There’s a religious slot broadcast every morning on the radio, called Thought for the Day, and it’s marvellous. Because it usually involves some bishop telling you what he did the day before, and shovelling Jesus into it somehow. So it will go: “Last night I was watching an episode of Ramsay’s Kitchen Nightmares, in which a poor hapless restaurateur once again found himself on the wrong end of Gordon’s somewhat ribald invective. And I began to think to myself ‘Isn’t this a bit like Jesus’? Because Jesus too went out for supper one night, and that turned into a bit of a nightmare. Good morning.”
The fact that this quaint tradition endures with few complaints, despite a campaign led by the National Secular Society, suggests that the modern atheists are losing. So does the popularity of The Book of Mormon, the gloriously blasphemous musical I’ve finally seen, which, despite a swearing, camp Jesus and a plot revolving around religion being made-up nonsense, is strangely affectionate towards religion. You’re invited to judge the evangelists on what they do, rather than on what they believe, and that may be a vital part of its success, compared with the modern atheists whose attitude is: “Of COURSE Jesus didn’t rise from the dead, you idiots.”

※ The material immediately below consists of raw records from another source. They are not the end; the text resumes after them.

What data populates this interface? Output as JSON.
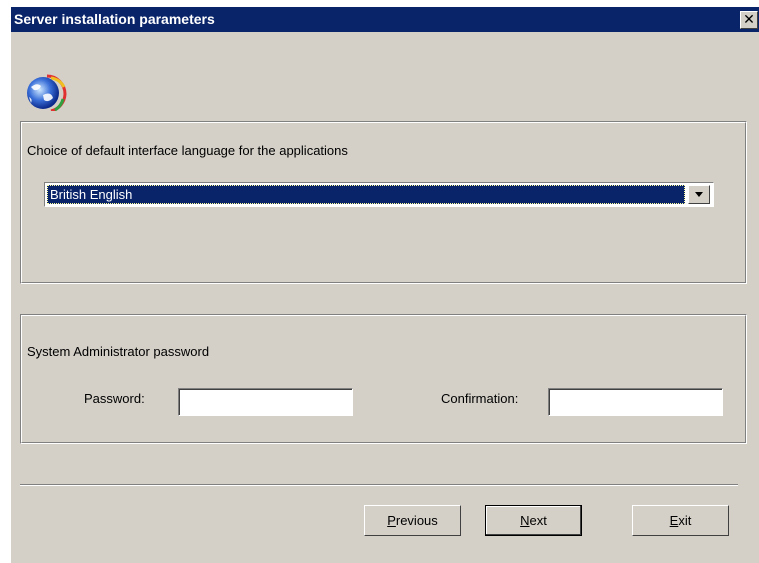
{
  "window": {
    "title": "Server installation parameters",
    "close_glyph": "✕"
  },
  "language_group": {
    "label": "Choice of default interface language for the applications",
    "selected": "British English"
  },
  "password_group": {
    "label": "System Administrator password",
    "password_label": "Password:",
    "password_value": "",
    "confirmation_label": "Confirmation:",
    "confirmation_value": ""
  },
  "buttons": {
    "previous": {
      "accel": "P",
      "rest": "revious"
    },
    "next": {
      "accel": "N",
      "rest": "ext"
    },
    "exit": {
      "accel": "E",
      "rest": "xit"
    }
  },
  "colors": {
    "titlebar": "#0a246a",
    "dialog_bg": "#d4d0c8",
    "selection": "#0a246a"
  },
  "icons": {
    "app_logo": "globe-icon"
  }
}
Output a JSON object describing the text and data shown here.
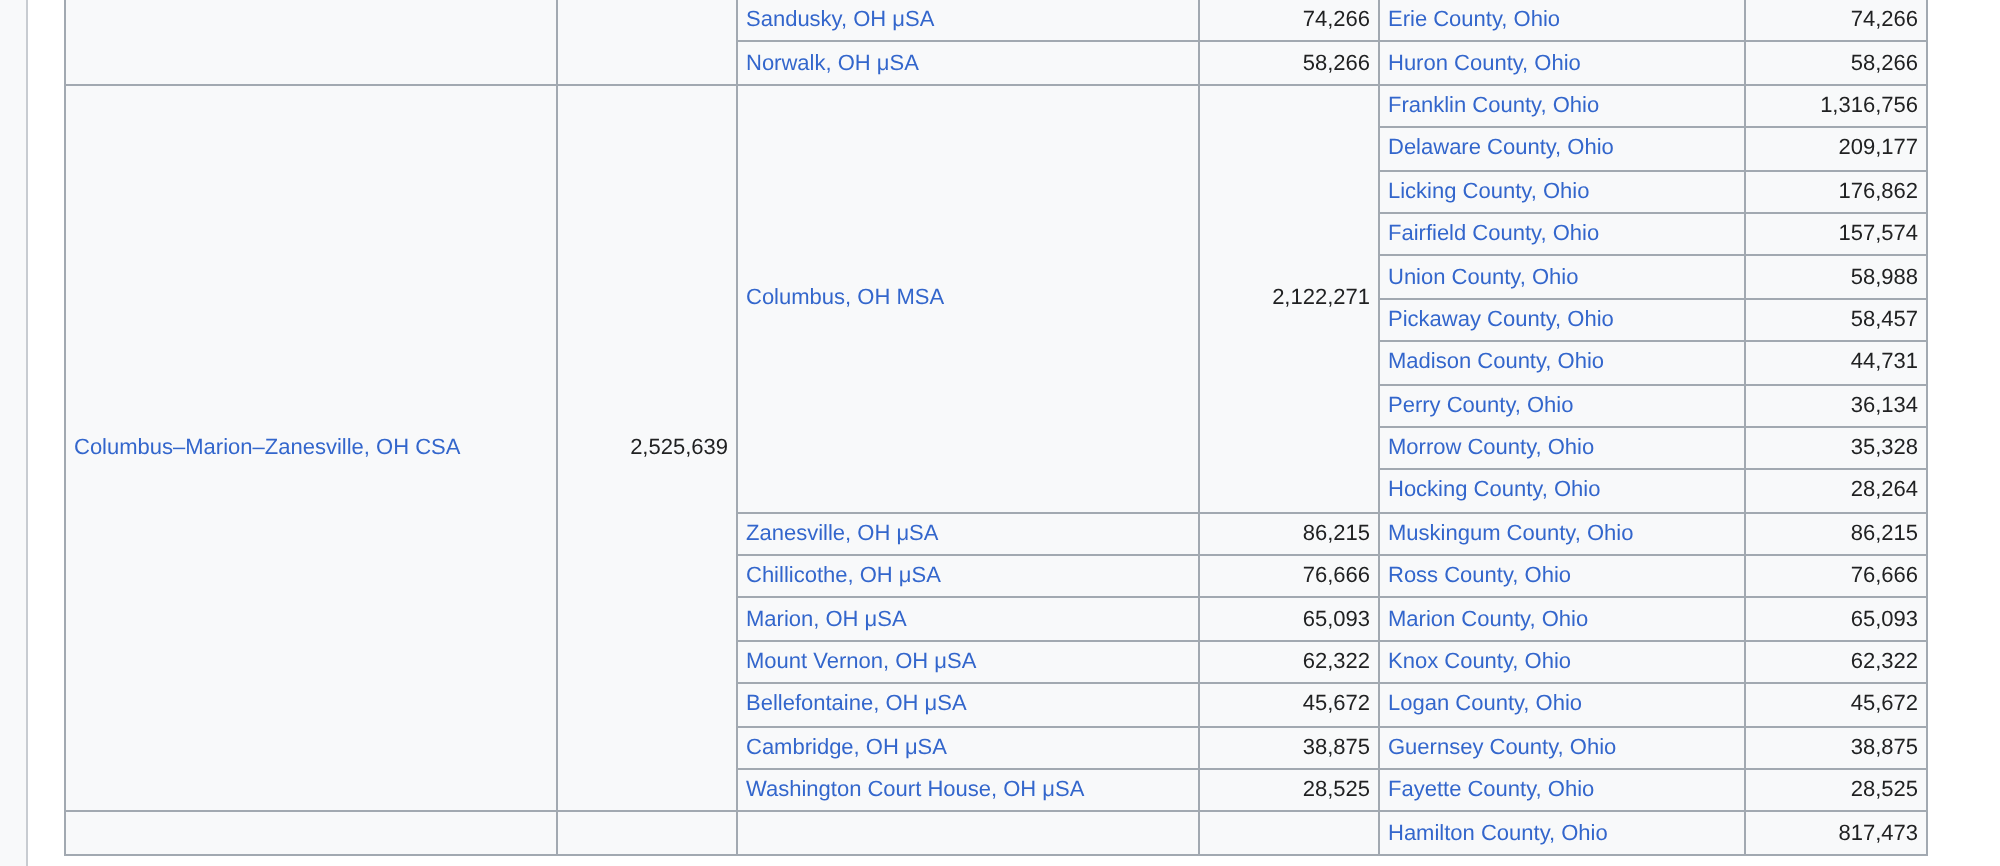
{
  "table": {
    "csas": [
      {
        "msas": [
          {
            "name": "Sandusky, OH μSA",
            "population": "74,266",
            "counties": [
              {
                "name": "Erie County, Ohio",
                "population": "74,266"
              }
            ]
          },
          {
            "name": "Norwalk, OH μSA",
            "population": "58,266",
            "counties": [
              {
                "name": "Huron County, Ohio",
                "population": "58,266"
              }
            ]
          }
        ]
      },
      {
        "name": "Columbus–Marion–Zanesville, OH CSA",
        "population": "2,525,639",
        "msas": [
          {
            "name": "Columbus, OH MSA",
            "population": "2,122,271",
            "counties": [
              {
                "name": "Franklin County, Ohio",
                "population": "1,316,756"
              },
              {
                "name": "Delaware County, Ohio",
                "population": "209,177"
              },
              {
                "name": "Licking County, Ohio",
                "population": "176,862"
              },
              {
                "name": "Fairfield County, Ohio",
                "population": "157,574"
              },
              {
                "name": "Union County, Ohio",
                "population": "58,988"
              },
              {
                "name": "Pickaway County, Ohio",
                "population": "58,457"
              },
              {
                "name": "Madison County, Ohio",
                "population": "44,731"
              },
              {
                "name": "Perry County, Ohio",
                "population": "36,134"
              },
              {
                "name": "Morrow County, Ohio",
                "population": "35,328"
              },
              {
                "name": "Hocking County, Ohio",
                "population": "28,264"
              }
            ]
          },
          {
            "name": "Zanesville, OH μSA",
            "population": "86,215",
            "counties": [
              {
                "name": "Muskingum County, Ohio",
                "population": "86,215"
              }
            ]
          },
          {
            "name": "Chillicothe, OH μSA",
            "population": "76,666",
            "counties": [
              {
                "name": "Ross County, Ohio",
                "population": "76,666"
              }
            ]
          },
          {
            "name": "Marion, OH μSA",
            "population": "65,093",
            "counties": [
              {
                "name": "Marion County, Ohio",
                "population": "65,093"
              }
            ]
          },
          {
            "name": "Mount Vernon, OH μSA",
            "population": "62,322",
            "counties": [
              {
                "name": "Knox County, Ohio",
                "population": "62,322"
              }
            ]
          },
          {
            "name": "Bellefontaine, OH μSA",
            "population": "45,672",
            "counties": [
              {
                "name": "Logan County, Ohio",
                "population": "45,672"
              }
            ]
          },
          {
            "name": "Cambridge, OH μSA",
            "population": "38,875",
            "counties": [
              {
                "name": "Guernsey County, Ohio",
                "population": "38,875"
              }
            ]
          },
          {
            "name": "Washington Court House, OH μSA",
            "population": "28,525",
            "counties": [
              {
                "name": "Fayette County, Ohio",
                "population": "28,525"
              }
            ]
          }
        ]
      },
      {
        "msas": [
          {
            "counties": [
              {
                "name": "Hamilton County, Ohio",
                "population": "817,473"
              }
            ]
          }
        ]
      }
    ]
  }
}
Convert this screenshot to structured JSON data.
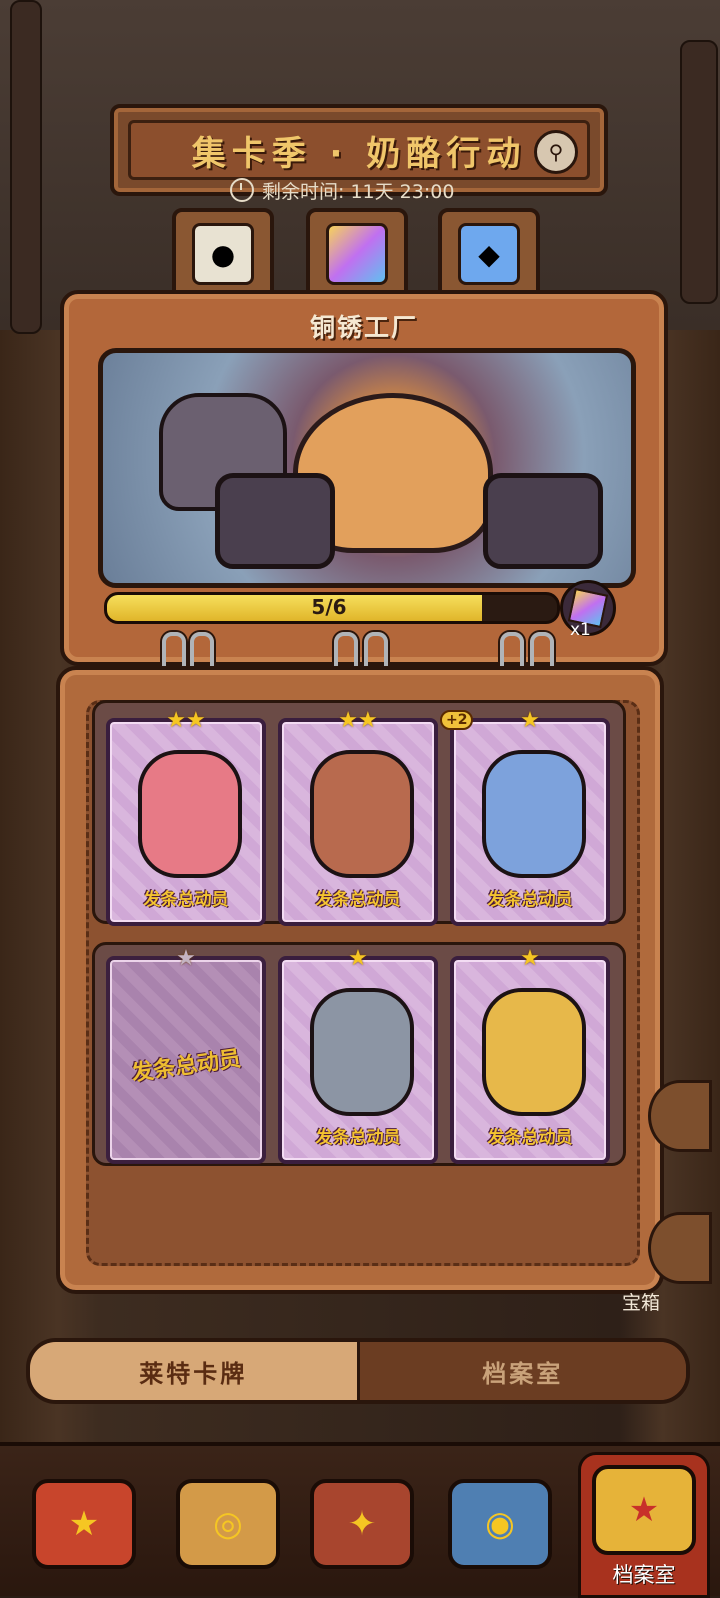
{
  "header": {
    "title": "集卡季 · 奶酪行动",
    "timer": "剩余时间: 11天 23:00"
  },
  "album": {
    "title": "铜锈工厂",
    "progress_text": "5/6",
    "progress_fraction": 0.833,
    "reward_count": "x1"
  },
  "cards": [
    {
      "stars": "★★",
      "label": "发条总动员",
      "plus": "",
      "empty": false,
      "art_color": "#e77a86"
    },
    {
      "stars": "★★",
      "label": "发条总动员",
      "plus": "",
      "empty": false,
      "art_color": "#b86a4e"
    },
    {
      "stars": "★",
      "label": "发条总动员",
      "plus": "+2",
      "empty": false,
      "art_color": "#7da2dc"
    },
    {
      "stars": "★",
      "label": "发条总动员",
      "plus": "",
      "empty": true,
      "art_color": ""
    },
    {
      "stars": "★",
      "label": "发条总动员",
      "plus": "",
      "empty": false,
      "art_color": "#8c95a4"
    },
    {
      "stars": "★",
      "label": "发条总动员",
      "plus": "",
      "empty": false,
      "art_color": "#e7b84a"
    }
  ],
  "side": {
    "chest_label": "宝箱"
  },
  "switch_tabs": {
    "left": "莱特卡牌",
    "right": "档案室"
  },
  "nav": {
    "active_label": "档案室"
  }
}
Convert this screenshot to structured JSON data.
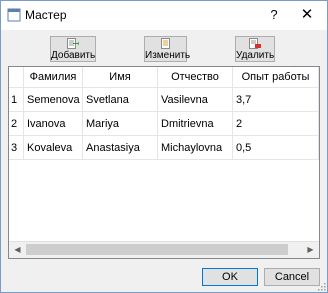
{
  "window": {
    "title": "Мастер",
    "help_glyph": "?",
    "close_glyph": "✕"
  },
  "toolbar": {
    "add_label": "Добавить",
    "edit_label": "Изменить",
    "delete_label": "Удалить"
  },
  "table": {
    "columns": [
      "Фамилия",
      "Имя",
      "Отчество",
      "Опыт работы"
    ],
    "rows": [
      {
        "num": "1",
        "cells": [
          "Semenova",
          "Svetlana",
          "Vasilevna",
          "3,7"
        ]
      },
      {
        "num": "2",
        "cells": [
          "Ivanova",
          "Mariya",
          "Dmitrievna",
          "2"
        ]
      },
      {
        "num": "3",
        "cells": [
          "Kovaleva",
          "Anastasiya",
          "Michaylovna",
          "0,5"
        ]
      }
    ]
  },
  "scrollbar": {
    "left_arrow": "◀",
    "right_arrow": "▶"
  },
  "buttons": {
    "ok_label": "OK",
    "cancel_label": "Cancel"
  },
  "colors": {
    "accent": "#0078d7",
    "add_icon": "#2ea043",
    "delete_icon": "#d9302c"
  }
}
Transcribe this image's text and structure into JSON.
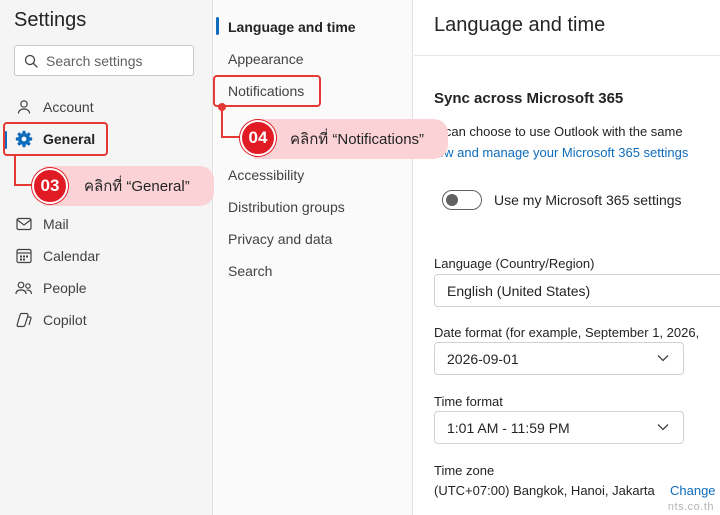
{
  "app": {
    "title": "Settings"
  },
  "search": {
    "placeholder": "Search settings"
  },
  "nav": {
    "items": [
      {
        "label": "Account",
        "icon": "person-icon"
      },
      {
        "label": "General",
        "icon": "gear-icon",
        "active": true
      },
      {
        "label": "Mail",
        "icon": "mail-icon"
      },
      {
        "label": "Calendar",
        "icon": "calendar-icon"
      },
      {
        "label": "People",
        "icon": "people-icon"
      },
      {
        "label": "Copilot",
        "icon": "copilot-icon"
      }
    ]
  },
  "subnav": {
    "items": [
      {
        "label": "Language and time",
        "active": true
      },
      {
        "label": "Appearance"
      },
      {
        "label": "Notifications"
      },
      {
        "label": "Accessibility"
      },
      {
        "label": "Distribution groups"
      },
      {
        "label": "Privacy and data"
      },
      {
        "label": "Search"
      }
    ]
  },
  "main": {
    "title": "Language and time",
    "sync_title": "Sync across Microsoft 365",
    "sync_desc": "u can choose to use Outlook with the same",
    "sync_link": "iew and manage your Microsoft 365 settings",
    "toggle_label": "Use my Microsoft 365 settings",
    "toggle_on": false,
    "language_label": "Language (Country/Region)",
    "language_value": "English (United States)",
    "date_label": "Date format (for example, September 1, 2026,",
    "date_value": "2026-09-01",
    "time_label": "Time format",
    "time_value": "1:01 AM - 11:59 PM",
    "timezone_label": "Time zone",
    "timezone_value": "(UTC+07:00) Bangkok, Hanoi, Jakarta",
    "timezone_change": "Change"
  },
  "callouts": [
    {
      "step": "03",
      "text": "คลิกที่ “General”"
    },
    {
      "step": "04",
      "text": "คลิกที่ “Notifications”"
    }
  ],
  "watermark": "nts.co.th",
  "colors": {
    "accent": "#0f6cbd",
    "highlight": "#e53935",
    "callout_bg": "#fbd3d6"
  }
}
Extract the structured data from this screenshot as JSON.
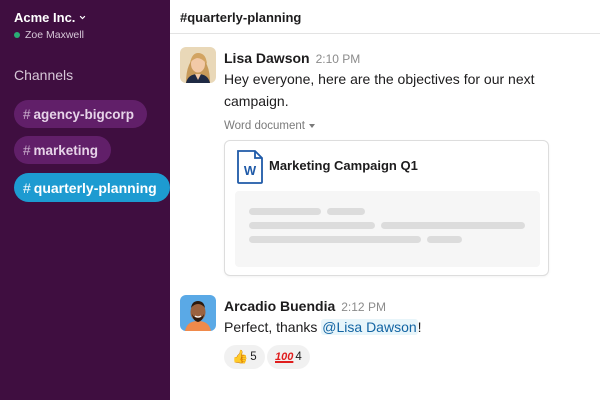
{
  "workspace": {
    "name": "Acme Inc.",
    "user": "Zoe Maxwell",
    "status_color": "#2bac76"
  },
  "sidebar": {
    "heading": "Channels",
    "channels": [
      {
        "label": "agency-bigcorp",
        "active": false
      },
      {
        "label": "marketing",
        "active": false
      },
      {
        "label": "quarterly-planning",
        "active": true
      }
    ],
    "bg_color": "#3f0e40",
    "active_color": "#1d9bd1"
  },
  "channel": {
    "title": "#quarterly-planning"
  },
  "messages": [
    {
      "sender": "Lisa Dawson",
      "time": "2:10 PM",
      "text": "Hey everyone, here are the objectives for our next campaign.",
      "attachment": {
        "type_label": "Word document",
        "title": "Marketing Campaign Q1",
        "icon": "word-document-icon"
      }
    },
    {
      "sender": "Arcadio Buendia",
      "time": "2:12 PM",
      "text_before": "Perfect, thanks ",
      "mention": "@Lisa Dawson",
      "text_after": "!",
      "reactions": [
        {
          "emoji": "thumbs-up",
          "count": "5"
        },
        {
          "emoji": "hundred-points",
          "count": "4"
        }
      ]
    }
  ]
}
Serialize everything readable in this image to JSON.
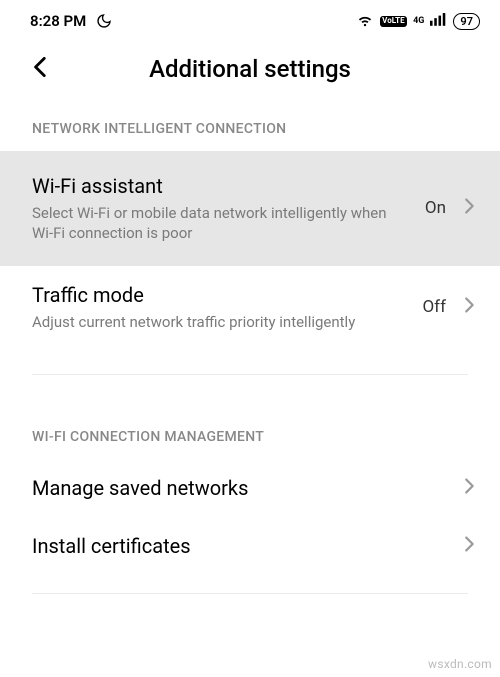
{
  "status": {
    "time": "8:28 PM",
    "dnd_icon": "moon",
    "wifi_icon": "wifi",
    "lte_label": "VoLTE",
    "signal_label": "4G",
    "battery": "97"
  },
  "header": {
    "title": "Additional settings",
    "back_icon": "chevron-left"
  },
  "sections": {
    "network": {
      "label": "NETWORK INTELLIGENT CONNECTION",
      "items": [
        {
          "title": "Wi-Fi assistant",
          "subtitle": "Select Wi-Fi or mobile data network intelligently when Wi-Fi connection is poor",
          "value": "On"
        },
        {
          "title": "Traffic mode",
          "subtitle": "Adjust current network traffic priority intelligently",
          "value": "Off"
        }
      ]
    },
    "wifi_mgmt": {
      "label": "WI-FI CONNECTION MANAGEMENT",
      "items": [
        {
          "title": "Manage saved networks"
        },
        {
          "title": "Install certificates"
        }
      ]
    }
  },
  "watermark": "wsxdn.com"
}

Richard Dawkins, for example, complained that a Muslim political writer wasn’t a “serious journalist” because he “believes Mohamed flew to heaven on a winged horse”. I suppose if Dawkins had been in Washington when Martin Luther King made his famous speech, he’d have shouted: “Never mind your dream, how can Jonah have lived in a whale, you silly Christian knob?”
Followers of this ideal just can’t have it that some people are religious, even if they’re not doing any harm. I expect that during Ramadan they wander around Muslim areas in daylight shoving sandwiches in Muslims’ mouths, while reading from a biological paper on the workings of the digestive system.
One flaw in this approach is that it isn’t likely to win many converts. In all the debates in which Dawkins has argued with believers, there can’t have been many occasions when someone has said: “Ah NOW I see: we’re organisms composed of a complex series of particles. So that goddess with all the arms must be a load of bollocks.”
He can’t seem to grasp that what’s obvious to him might not look that way if you’ve been brought up in Catholic rural Spain or on the banks of the Ganges, so dealing with the intricacies of people’s ideas requires more than yelling science at them. If Dawkins were asked to treat an anorexic, he’d say: “This will be easy,” and shout, “Look – you’re NOT FAT, I’ll pick you up and chuck you over the wardrobe. THEN you’ll calculate that a man of my years couldn’t throw an adult unless they were in need of fattening up. So get these down you – they’re some pork pies I’ve got left over from Ramadan.”
The modern atheist often points to atrocities carried out by religious institutions, such as the tyranny of the Taliban or the child abuse of the Catholic Church, but isn’t it the actions of these people that are vile, not the religion itself? Unless your attitude is: “Those priests are a disgrace. They sexually abused children, covered it up for decades, then to top it all they give out stupid wafers in their service. How sick can you get”?
The contradictions of religion are certainly confusing. I spent a morning at a Sikh temple recently, where 4,000 free meals are provided for anyone who wants one, and hypnotic musicians play all day amid an addictive tranquillity. Everyone you meet exudes joy and respect, until I thought: “I reckon I could be a Sikh.” Then an elder informed me of the guru who fought for the Sikh people with such courage, that when his head was chopped off he carried on fighting for the rest of the day, blessed as he was by God. And if I’m honest, I think that’s where we had to agree to differ.
Even so, there’s so much to experience and discuss with followers at this temple – the process that led them from the Punjab to west London, the food, customs, community and music – so to start your acquaintance by explaining to them that you can’t run around without a head, maybe by performing a series of experiments with goats on the steps of the temple, would cut you off from any of that. In any case, if you turned up at Richard Dawkins’s house with 4,000 mates, I’d be surprised if you all got a meal out of him.
It’s almost as if the modern atheist is in agreement with the religious fundamentalist that a person’s attitude towards God is the most important aspect of their character.
This may be why, even among atheists, the strident anti-religious stance of those like Richard Dawkins appears less attractive than The Book of Mormon, whose creators said: “We wanted to write a love letter from atheists to religion.”
That must be the most heartening attitude of all, though if you were to take Cliff Richard and Abu Hamza to see it, they would probably literally explode in a fireball. Then millions from round the world would flock to see the site of such a miracle.